[[ RAW DATA open ]]

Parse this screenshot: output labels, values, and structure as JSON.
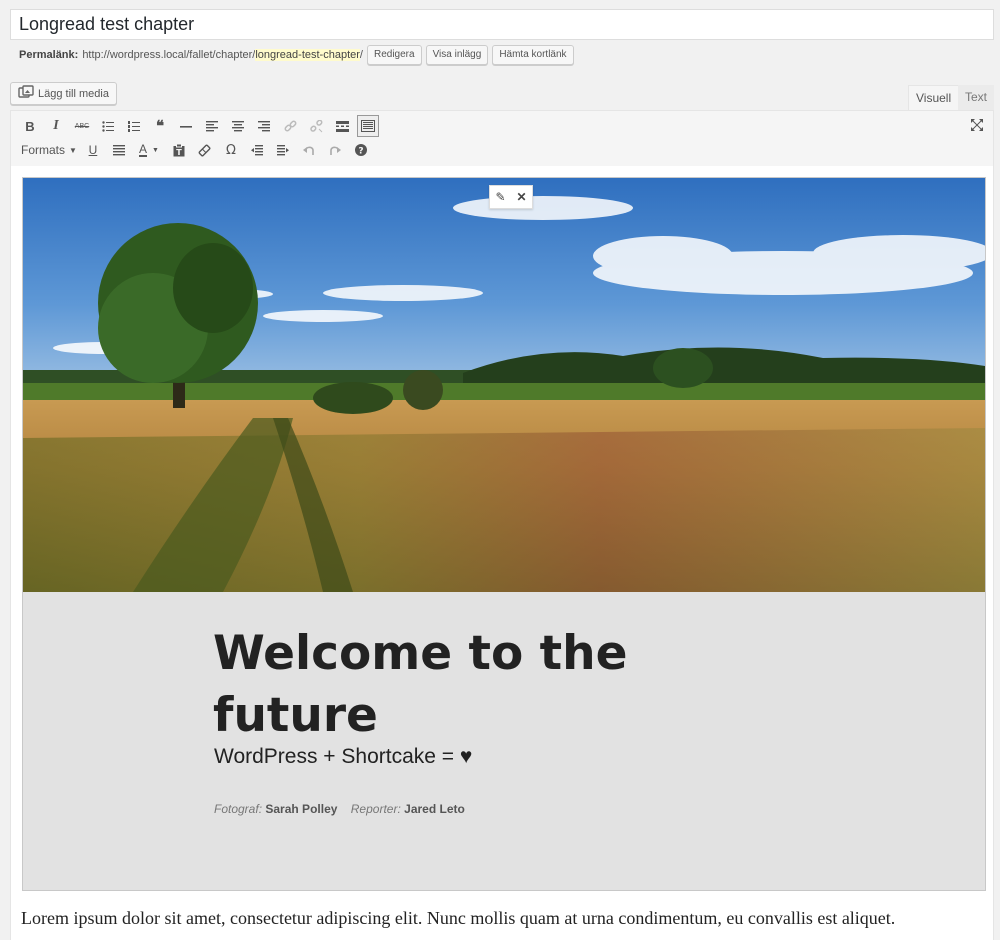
{
  "post": {
    "title": "Longread test chapter"
  },
  "permalink": {
    "label": "Permalänk:",
    "base": "http://wordpress.local/fallet/chapter/",
    "slug": "longread-test-chapter",
    "suffix": "/",
    "buttons": {
      "edit": "Redigera",
      "view": "Visa inlägg",
      "shortlink": "Hämta kortlänk"
    }
  },
  "media": {
    "add_label": "Lägg till media",
    "icon": "media-icon"
  },
  "tabs": {
    "visual": "Visuell",
    "text": "Text",
    "active": "visual"
  },
  "toolbar": {
    "formats_label": "Formats",
    "row1_icons": [
      "bold-icon",
      "italic-icon",
      "strikethrough-icon",
      "bullet-list-icon",
      "numbered-list-icon",
      "blockquote-icon",
      "horizontal-rule-icon",
      "align-left-icon",
      "align-center-icon",
      "align-right-icon",
      "link-icon",
      "unlink-icon",
      "read-more-icon",
      "toolbar-toggle-icon"
    ],
    "row2_icons": [
      "formats-dropdown",
      "underline-icon",
      "justify-icon",
      "text-color-icon",
      "paste-as-text-icon",
      "clear-formatting-icon",
      "special-character-icon",
      "outdent-icon",
      "indent-icon",
      "undo-icon",
      "redo-icon",
      "help-icon"
    ]
  },
  "shortcode": {
    "title": "Welcome to the future",
    "subtitle": "WordPress + Shortcake = ♥",
    "photographer_label": "Fotograf:",
    "photographer": "Sarah Polley",
    "reporter_label": "Reporter:",
    "reporter": "Jared Leto"
  },
  "content": {
    "paragraph": "Lorem ipsum dolor sit amet, consectetur adipiscing elit. Nunc mollis quam at urna condimentum, eu convallis est aliquet."
  },
  "colors": {
    "accent": "#0073aa",
    "block_bg": "#e2e2e2",
    "slug_highlight": "#fffbcc"
  }
}
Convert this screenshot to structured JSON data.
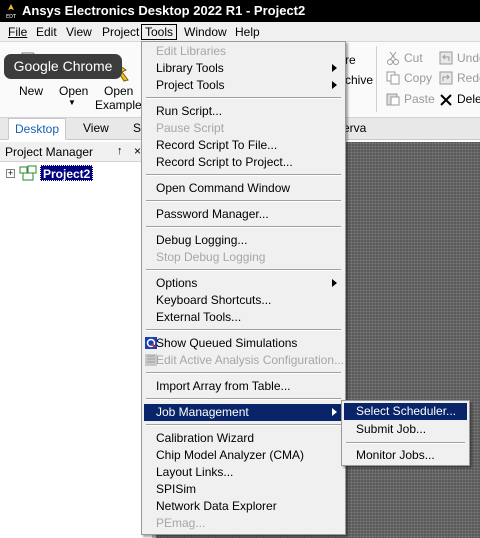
{
  "titlebar": {
    "title": "Ansys Electronics Desktop 2022 R1 - Project2",
    "icon": "edt-logo-icon",
    "icon_caption": "EDT"
  },
  "menubar": {
    "items": [
      {
        "label": "File"
      },
      {
        "label": "Edit"
      },
      {
        "label": "View"
      },
      {
        "label": "Project"
      },
      {
        "label": "Tools"
      },
      {
        "label": "Window"
      },
      {
        "label": "Help"
      }
    ]
  },
  "ribbon": {
    "new_label": "New",
    "open_label": "Open",
    "open_examples_line1": "Open",
    "open_examples_line2": "Examples",
    "partial_save_label": "re",
    "partial_archive_label": "chive",
    "cut_label": "Cut",
    "copy_label": "Copy",
    "paste_label": "Paste",
    "undo_label": "Undo",
    "redo_label": "Redo",
    "delete_label": "Delet"
  },
  "tabs": [
    {
      "label": "Desktop"
    },
    {
      "label": "View"
    },
    {
      "label": "S"
    },
    {
      "label": "erva"
    }
  ],
  "tooltip": {
    "text": "Google Chrome"
  },
  "project_manager": {
    "title": "Project Manager",
    "pin": "↑",
    "close": "×",
    "tree": {
      "expander": "+",
      "project_name": "Project2"
    }
  },
  "tools_menu": {
    "items": [
      {
        "label": "Edit Libraries",
        "disabled": true
      },
      {
        "label": "Library Tools",
        "submenu": true
      },
      {
        "label": "Project Tools",
        "submenu": true
      },
      {
        "label": "Run Script..."
      },
      {
        "label": "Pause Script",
        "disabled": true
      },
      {
        "label": "Record Script To File..."
      },
      {
        "label": "Record Script to Project..."
      },
      {
        "label": "Open Command Window"
      },
      {
        "label": "Password Manager..."
      },
      {
        "label": "Debug Logging..."
      },
      {
        "label": "Stop Debug Logging",
        "disabled": true
      },
      {
        "label": "Options",
        "submenu": true
      },
      {
        "label": "Keyboard Shortcuts..."
      },
      {
        "label": "External Tools..."
      },
      {
        "label": "Show Queued Simulations",
        "icon": "queued-simulations-icon"
      },
      {
        "label": "Edit Active Analysis Configuration...",
        "disabled": true,
        "icon": "analysis-config-icon"
      },
      {
        "label": "Import Array from Table..."
      },
      {
        "label": "Job Management",
        "submenu": true,
        "highlight": true
      },
      {
        "label": "Calibration Wizard"
      },
      {
        "label": "Chip Model Analyzer (CMA)"
      },
      {
        "label": "Layout Links..."
      },
      {
        "label": "SPISim"
      },
      {
        "label": "Network Data Explorer"
      },
      {
        "label": "PEmag...",
        "disabled": true
      }
    ]
  },
  "job_menu": {
    "items": [
      {
        "label": "Select Scheduler...",
        "highlight": true
      },
      {
        "label": "Submit Job..."
      },
      {
        "label": "Monitor Jobs..."
      }
    ]
  },
  "colors": {
    "highlight": "#0a246a",
    "accent": "#1a5fb4",
    "titlebar": "#000000"
  }
}
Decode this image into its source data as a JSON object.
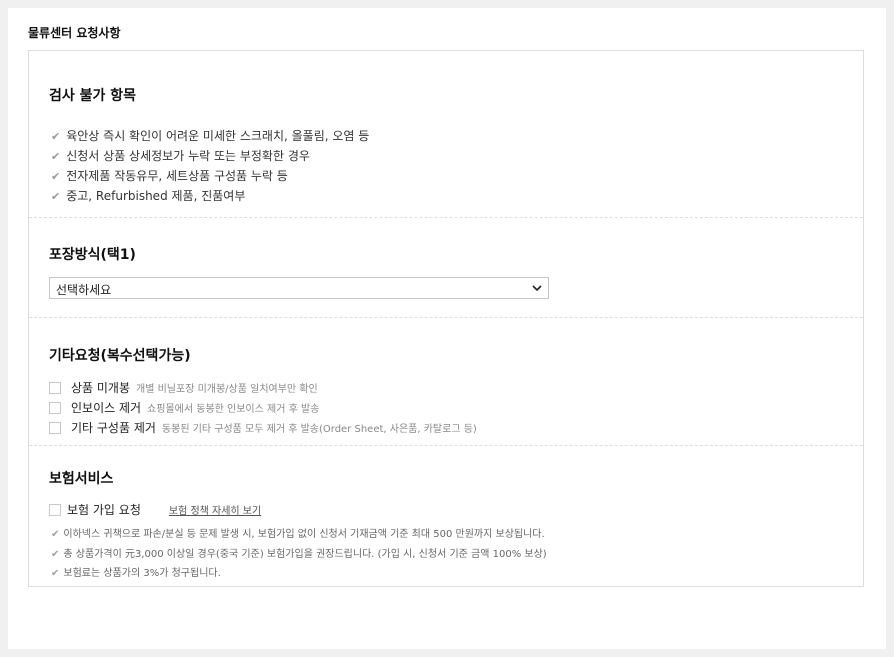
{
  "page_title": "물류센터 요청사항",
  "inspection": {
    "title": "검사 불가 항목",
    "items": [
      "육안상 즉시 확인이 어려운 미세한 스크래치, 올풀림, 오염 등",
      "신청서 상품 상세정보가 누락 또는 부정확한 경우",
      "전자제품 작동유무, 세트상품 구성품 누락 등",
      "중고, Refurbished 제품, 진품여부"
    ]
  },
  "packing": {
    "title": "포장방식(택1)",
    "select_value": "선택하세요"
  },
  "other": {
    "title": "기타요청(복수선택가능)",
    "options": [
      {
        "label": "상품 미개봉",
        "desc": "개별 비닐포장 미개봉/상품 일치여부만 확인"
      },
      {
        "label": "인보이스 제거",
        "desc": "쇼핑몰에서 동봉한 인보이스 제거 후 발송"
      },
      {
        "label": "기타 구성품 제거",
        "desc": "동봉된 기타 구성품 모두 제거 후 발송(Order Sheet, 사은품, 카탈로그 등)"
      }
    ]
  },
  "insurance": {
    "title": "보험서비스",
    "option_label": "보험 가입 요청",
    "policy_link": "보험 정책 자세히 보기",
    "notes": [
      "이하넥스 귀책으로 파손/분실 등 문제 발생 시, 보험가입 없이 신청서 기재금액 기준 최대 500 만원까지 보상됩니다.",
      "총 상품가격이 元3,000 이상일 경우(중국 기준) 보험가입을 권장드립니다. (가입 시, 신청서 기준 금액 100% 보상)",
      "보험료는 상품가의 3%가 청구됩니다."
    ]
  }
}
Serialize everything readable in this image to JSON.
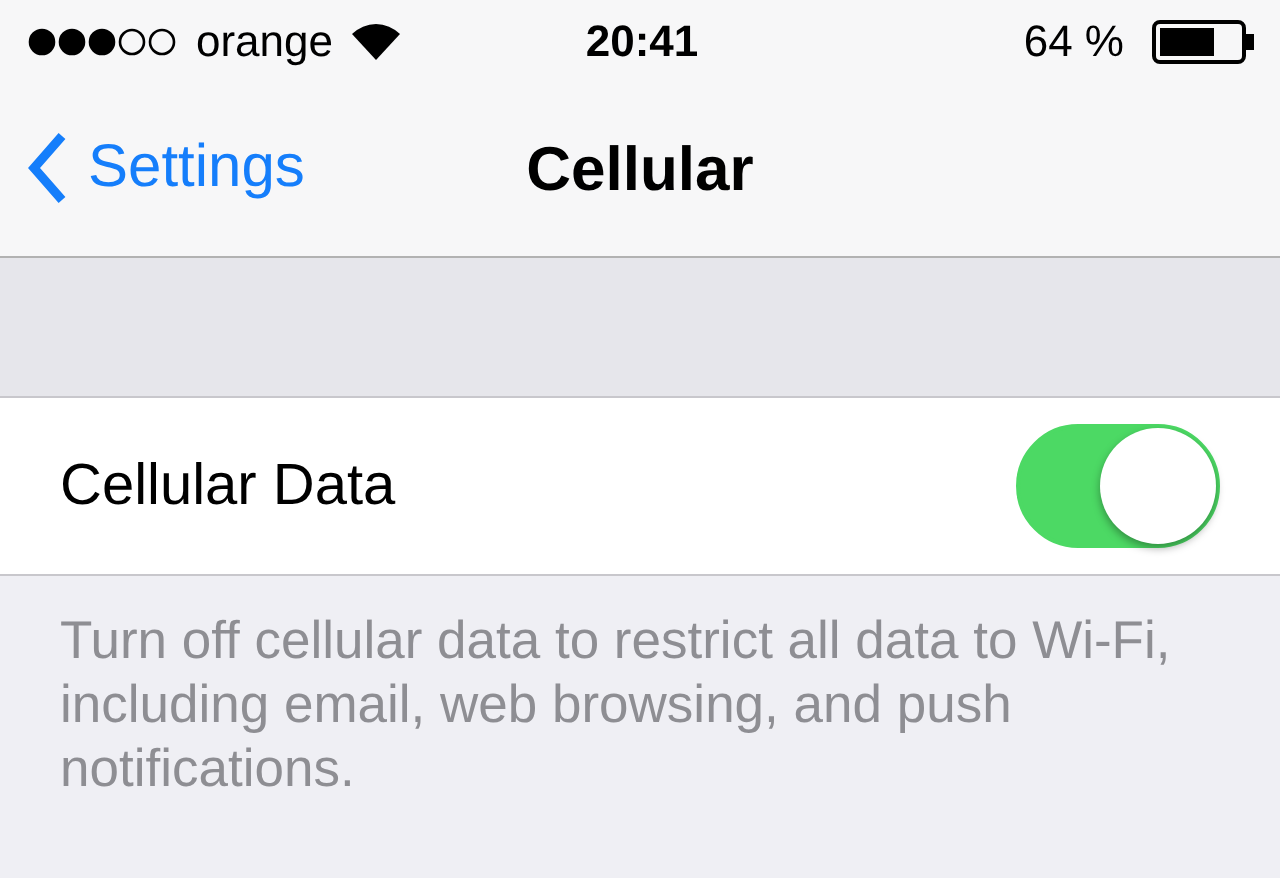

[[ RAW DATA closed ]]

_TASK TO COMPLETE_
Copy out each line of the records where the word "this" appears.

_REPLY_
Parse this screenshot: output labels, values, and structure as JSON.
Convert this screenshot to structured JSON data.
Decode this image into its source data as a JSON object.
Serialize everything readable in this image to JSON.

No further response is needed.